The first misconception is about public and personal space*. By this I mean that artists — and I’m hoping it’s the outcome of rectifiable ignorance rather than massive egotism, though the plethora of reality shows seems to argue against this — can confuse who they are with what they do**.

You don’t get a special dispensation for being a “creative” (an awful term, God help me, but it’s the only one we have). Making art is a job, like any other job: not as strenuous as coal-mining, perhaps, but just as dirty, exploitative and poorly rewarded.

That aside, with the opportunity to do this job comes the responsibility to make a distinction between your public persona as artist, and your personal life. Saying that you’re only human when faced with criticism doesn’t cut it. Once you have sent your work out into the world, it ceases to be yours. This is both its burden and its wonder. This is, in fact, the power of art, and the reason we have it around: it is still, by far, the most moving and empathic realm we can access in this lifetime. Your job is to make your art as well as you can, and seal it up like the Ark so that it survives the Flood but also looks pretty on the water. If someone points out that your planks are a little warped on the port side, suck it up.

Second, once your art has left your baton or your studio or your frontal lobe, it becomes a product. Your intention is for as many people as possible to either buy it or buy into it, and somewhere along the way those two things got confused. As soon as you employ marketers to hawk your life’s work, it loses some of its integrity and some of its passion. That’s what consumption does: by the end of the process, all your audience is left with is a lingering taste in the mouth and — ideally — a hankering for more. Buying in is, to a certain extent, selling out. This is also part of the retail process. Live with it, or don’t let it happen. These are your choices.

Third, once you are a brand, you automatically become The Establishment. As soon as you are The Establishment, you’re going to get resistance***. You are The Man. And I don’t mean that in the Shaft way or the Lou Reed way: I mean that in the old-fashioned Bob Dylan way. What money buys is influence, and another word for that is power. It’s what you set out to do. It’s power that runs the machine.

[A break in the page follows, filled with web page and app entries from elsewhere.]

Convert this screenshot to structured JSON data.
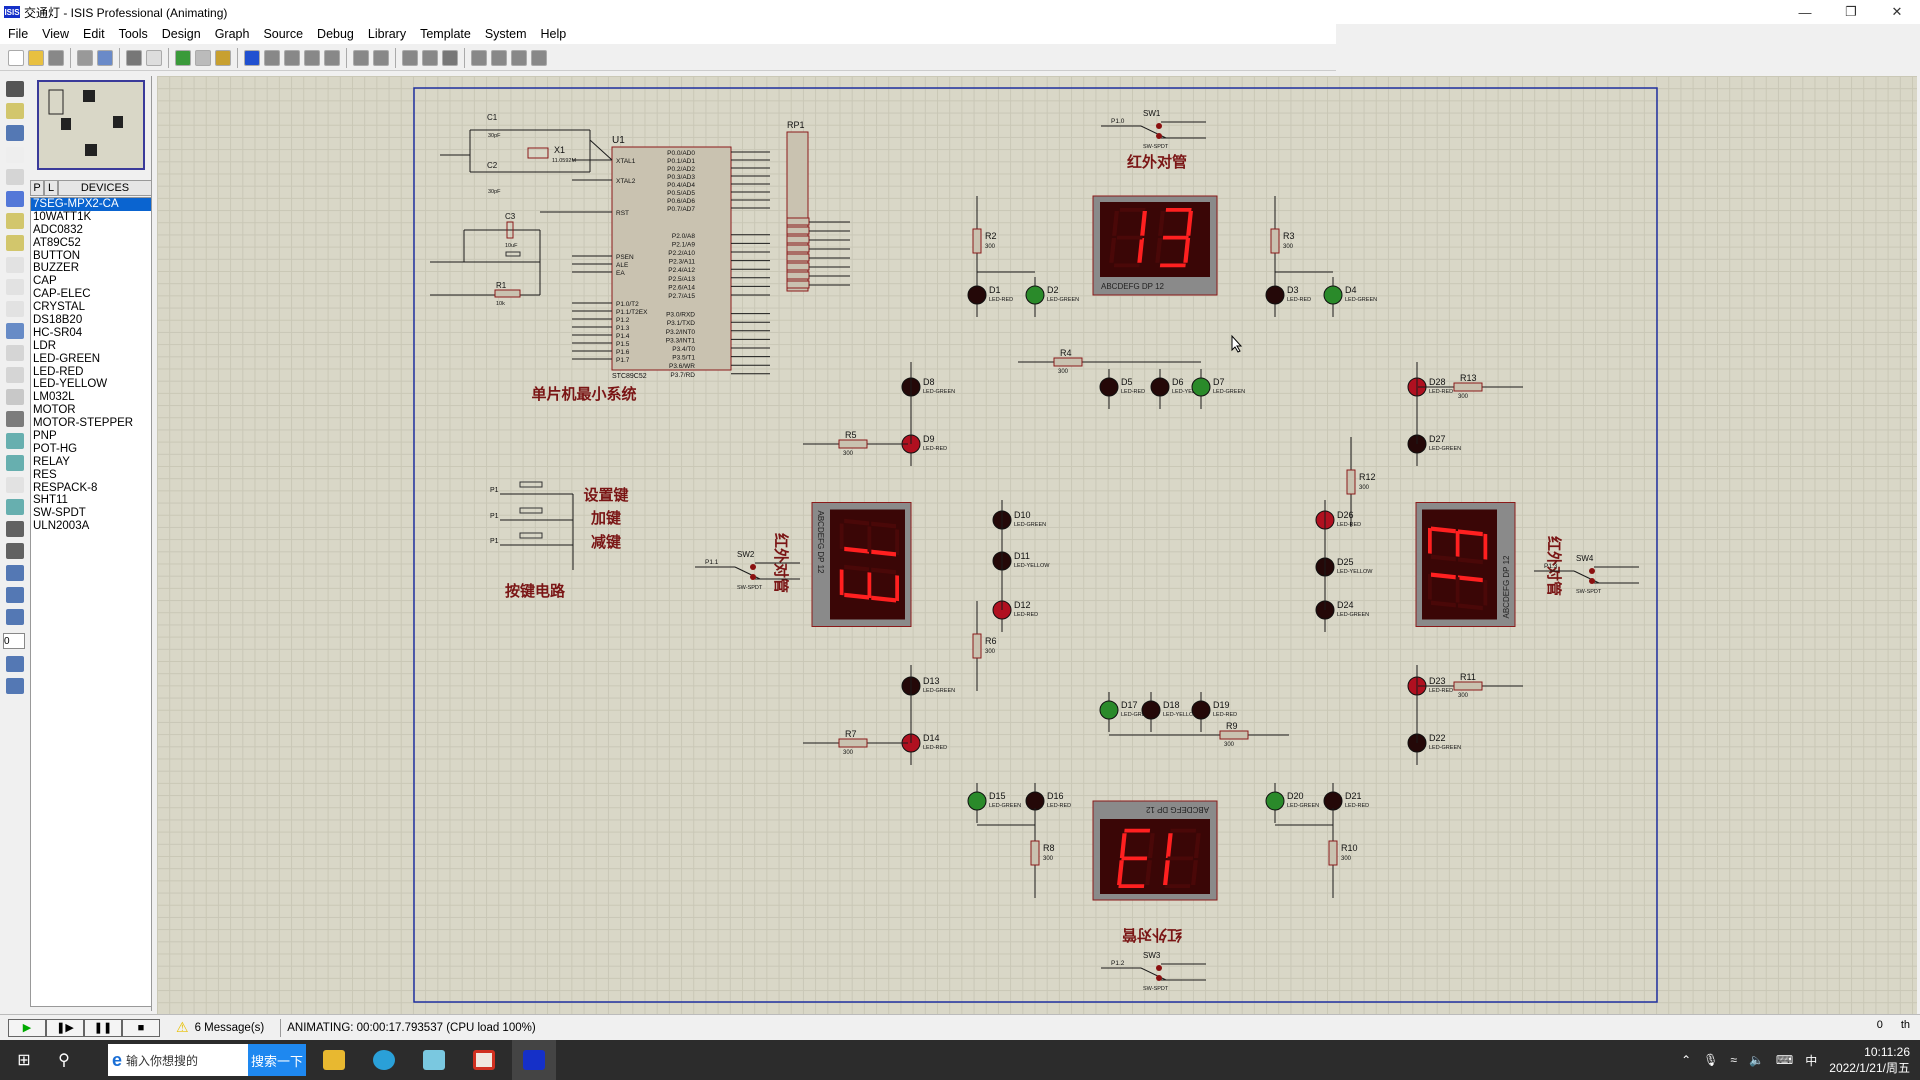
{
  "window": {
    "title": "交通灯 - ISIS Professional (Animating)",
    "app_logo": "ISIS",
    "controls": [
      "minimize",
      "restore",
      "close"
    ]
  },
  "menu": [
    "File",
    "View",
    "Edit",
    "Tools",
    "Design",
    "Graph",
    "Source",
    "Debug",
    "Library",
    "Template",
    "System",
    "Help"
  ],
  "toolbar": [
    "new-file-icon",
    "open-file-icon",
    "save-icon",
    "|",
    "import-icon",
    "export-icon",
    "|",
    "print-icon",
    "print-area-icon",
    "|",
    "refresh-icon",
    "grid-icon",
    "origin-icon",
    "|",
    "pan-icon",
    "zoom-in-icon",
    "zoom-out-icon",
    "zoom-all-icon",
    "zoom-area-icon",
    "|",
    "undo-icon",
    "redo-icon",
    "|",
    "cut-icon",
    "copy-icon",
    "paste-icon",
    "|",
    "block-copy-icon",
    "block-move-icon",
    "block-rotate-icon",
    "block-delete-icon"
  ],
  "left_tools": [
    "selection-icon",
    "component-icon",
    "junction-icon",
    "wire-label-icon",
    "text-script-icon",
    "bus-icon",
    "subcircuit-icon",
    "terminal-icon",
    "pin-icon",
    "graph-icon",
    "tape-icon",
    "generator-icon",
    "voltage-probe-icon",
    "current-probe-icon",
    "virtual-instrument-icon",
    "line-icon",
    "box-icon",
    "circle-icon",
    "arc-icon",
    "path-icon",
    "text-icon",
    "symbol-icon",
    "marker-icon",
    "rotate-cw-icon",
    "rotate-ccw-icon",
    "rotation-angle-input",
    "mirror-x-icon",
    "mirror-y-icon"
  ],
  "rotation_value": "0",
  "devices": {
    "tab_p": "P",
    "tab_l": "L",
    "header": "DEVICES",
    "selected": "7SEG-MPX2-CA",
    "items": [
      "7SEG-MPX2-CA",
      "10WATT1K",
      "ADC0832",
      "AT89C52",
      "BUTTON",
      "BUZZER",
      "CAP",
      "CAP-ELEC",
      "CRYSTAL",
      "DS18B20",
      "HC-SR04",
      "LDR",
      "LED-GREEN",
      "LED-RED",
      "LED-YELLOW",
      "LM032L",
      "MOTOR",
      "MOTOR-STEPPER",
      "PNP",
      "POT-HG",
      "RELAY",
      "RES",
      "RESPACK-8",
      "SHT11",
      "SW-SPDT",
      "ULN2003A"
    ]
  },
  "schematic": {
    "labels": {
      "ir_top": "红外对管",
      "mcu": "单片机最小系统",
      "key_set": "设置键",
      "key_add": "加键",
      "key_sub": "减键",
      "keys": "按键电路",
      "ir_left": "红外对管",
      "ir_right": "红外对管",
      "ir_bottom": "红外对管"
    },
    "mcu": {
      "ref": "U1",
      "part": "STC89C52",
      "left_pins": [
        "XTAL1",
        "XTAL2",
        "RST",
        "PSEN",
        "ALE",
        "EA",
        "P1.0/T2",
        "P1.1/T2EX",
        "P1.2",
        "P1.3",
        "P1.4",
        "P1.5",
        "P1.6",
        "P1.7"
      ],
      "right_pins": [
        "P0.0/AD0",
        "P0.1/AD1",
        "P0.2/AD2",
        "P0.3/AD3",
        "P0.4/AD4",
        "P0.5/AD5",
        "P0.6/AD6",
        "P0.7/AD7",
        "P2.0/A8",
        "P2.1/A9",
        "P2.2/A10",
        "P2.3/A11",
        "P2.4/A12",
        "P2.5/A13",
        "P2.6/A14",
        "P2.7/A15",
        "P3.0/RXD",
        "P3.1/TXD",
        "P3.2/INT0",
        "P3.3/INT1",
        "P3.4/T0",
        "P3.5/T1",
        "P3.6/WR",
        "P3.7/RD"
      ]
    },
    "passives": [
      {
        "ref": "C1",
        "value": "30pF"
      },
      {
        "ref": "C2",
        "value": "30pF"
      },
      {
        "ref": "C3",
        "value": "10uF"
      },
      {
        "ref": "R1",
        "value": "10k"
      },
      {
        "ref": "X1",
        "value": "11.0592M"
      },
      {
        "ref": "RP1",
        "value": ""
      }
    ],
    "displays": [
      {
        "id": "top",
        "value": "13",
        "pins": "ABCDEFG  DP    12"
      },
      {
        "id": "left",
        "value": "13",
        "pins": "ABCDEFG  DP    12"
      },
      {
        "id": "right",
        "value": "13",
        "pins": "ABCDEFG  DP    12"
      },
      {
        "id": "bottom",
        "value": "13",
        "pins": "ABCDEFG  DP    12"
      }
    ],
    "leds": [
      {
        "ref": "D1",
        "part": "LED-RED",
        "lit": false
      },
      {
        "ref": "D2",
        "part": "LED-GREEN",
        "lit": true
      },
      {
        "ref": "D3",
        "part": "LED-RED",
        "lit": false
      },
      {
        "ref": "D4",
        "part": "LED-GREEN",
        "lit": true
      },
      {
        "ref": "D5",
        "part": "LED-RED",
        "lit": false
      },
      {
        "ref": "D6",
        "part": "LED-YELLOW",
        "lit": false
      },
      {
        "ref": "D7",
        "part": "LED-GREEN",
        "lit": true
      },
      {
        "ref": "D8",
        "part": "LED-GREEN",
        "lit": false
      },
      {
        "ref": "D9",
        "part": "LED-RED",
        "lit": true
      },
      {
        "ref": "D28",
        "part": "LED-RED",
        "lit": true
      },
      {
        "ref": "D27",
        "part": "LED-GREEN",
        "lit": false
      },
      {
        "ref": "D10",
        "part": "LED-GREEN",
        "lit": false
      },
      {
        "ref": "D11",
        "part": "LED-YELLOW",
        "lit": false
      },
      {
        "ref": "D12",
        "part": "LED-RED",
        "lit": true
      },
      {
        "ref": "D26",
        "part": "LED-RED",
        "lit": true
      },
      {
        "ref": "D25",
        "part": "LED-YELLOW",
        "lit": false
      },
      {
        "ref": "D24",
        "part": "LED-GREEN",
        "lit": false
      },
      {
        "ref": "D13",
        "part": "LED-GREEN",
        "lit": false
      },
      {
        "ref": "D14",
        "part": "LED-RED",
        "lit": true
      },
      {
        "ref": "D23",
        "part": "LED-RED",
        "lit": true
      },
      {
        "ref": "D22",
        "part": "LED-GREEN",
        "lit": false
      },
      {
        "ref": "D17",
        "part": "LED-GREEN",
        "lit": true
      },
      {
        "ref": "D18",
        "part": "LED-YELLOW",
        "lit": false
      },
      {
        "ref": "D19",
        "part": "LED-RED",
        "lit": false
      },
      {
        "ref": "D15",
        "part": "LED-GREEN",
        "lit": true
      },
      {
        "ref": "D16",
        "part": "LED-RED",
        "lit": false
      },
      {
        "ref": "D20",
        "part": "LED-GREEN",
        "lit": true
      },
      {
        "ref": "D21",
        "part": "LED-RED",
        "lit": false
      }
    ],
    "resistors": [
      {
        "ref": "R2",
        "value": "300"
      },
      {
        "ref": "R3",
        "value": "300"
      },
      {
        "ref": "R4",
        "value": "300"
      },
      {
        "ref": "R5",
        "value": "300"
      },
      {
        "ref": "R13",
        "value": "300"
      },
      {
        "ref": "R12",
        "value": "300"
      },
      {
        "ref": "R6",
        "value": "300"
      },
      {
        "ref": "R7",
        "value": "300"
      },
      {
        "ref": "R11",
        "value": "300"
      },
      {
        "ref": "R9",
        "value": "300"
      },
      {
        "ref": "R8",
        "value": "300"
      },
      {
        "ref": "R10",
        "value": "300"
      }
    ],
    "switches": [
      {
        "ref": "SW1",
        "part": "SW-SPDT",
        "net": "P1.0"
      },
      {
        "ref": "SW2",
        "part": "SW-SPDT",
        "net": "P1.1"
      },
      {
        "ref": "SW4",
        "part": "SW-SPDT",
        "net": "P1.3"
      },
      {
        "ref": "SW3",
        "part": "SW-SPDT",
        "net": "P1.2"
      }
    ],
    "colors": {
      "wire": "#1a1a1a",
      "body": "#c9c2b0",
      "outline": "#8b1a1a",
      "led_red_on": "#b01020",
      "led_green_on": "#2a8a2a",
      "led_off": "#240808",
      "seg_on": "#ff2020",
      "seg_off": "#4a0808",
      "label": "#7a1515",
      "border": "#2030a0"
    }
  },
  "statusbar": {
    "controls": [
      "play-button",
      "step-button",
      "pause-button",
      "stop-button"
    ],
    "messages": "6 Message(s)",
    "animation": "ANIMATING: 00:00:17.793537 (CPU load 100%)",
    "right_a": "0",
    "right_b": "th"
  },
  "taskbar": {
    "search_placeholder": "输入你想搜的",
    "search_button": "搜索一下",
    "apps": [
      "file-explorer-icon",
      "browser-icon",
      "game-icon",
      "media-icon",
      "isis-icon"
    ],
    "ime": "中",
    "time": "10:11:26",
    "date": "2022/1/21/周五"
  }
}
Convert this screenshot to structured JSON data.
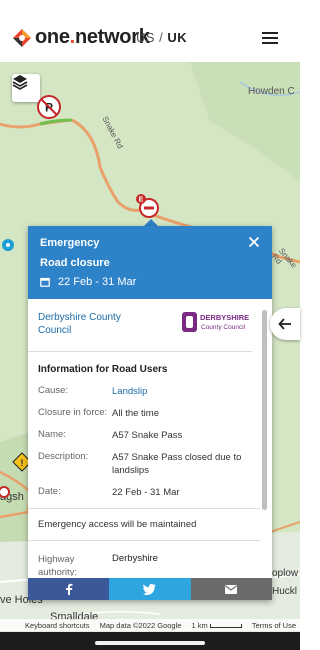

But the frightening beauty of capitalism (and the whole world is capitalist, make no mistake about that) is its ability to absorb everything in its path. Being consumed — both artist and product — in that maw is the end point of every commercially successful artistic venture, whether you like it or not.

This is not bad. Use it. Make it into the next beautiful thing. It’s what you’re here to do.

* It’s a tricky one. Smarter people than I have argued that there are, in fact, three spheres — the public (accessible to all); the personal (accessible to the chosen few); and the private (accessible only to the artist). I’m going to get simplistic here and consider two, but feel free to multiply those out until you have more identities than Sybil supine on the couch.

** There are, naturally, exceptions. Me-the-noun can be more influential than me-the-verb. Sometimes this works, as when actors rule countries. Sometimes it doesn’t, as when actors have opinions.

*** Just ask Fidel Castro.


  • Diane Awerbuck

    Diane Awerbuck's first novel, Gardening at Night, struck it lucky. She writes textbooks and fiction (most recently, Cabin Fever) and reviews books for the Sunday Times. Her doctorate, The Spirit and the Letter: Warblogs, Trauma and the Public Sphere, is due out in 2012, along with another novel.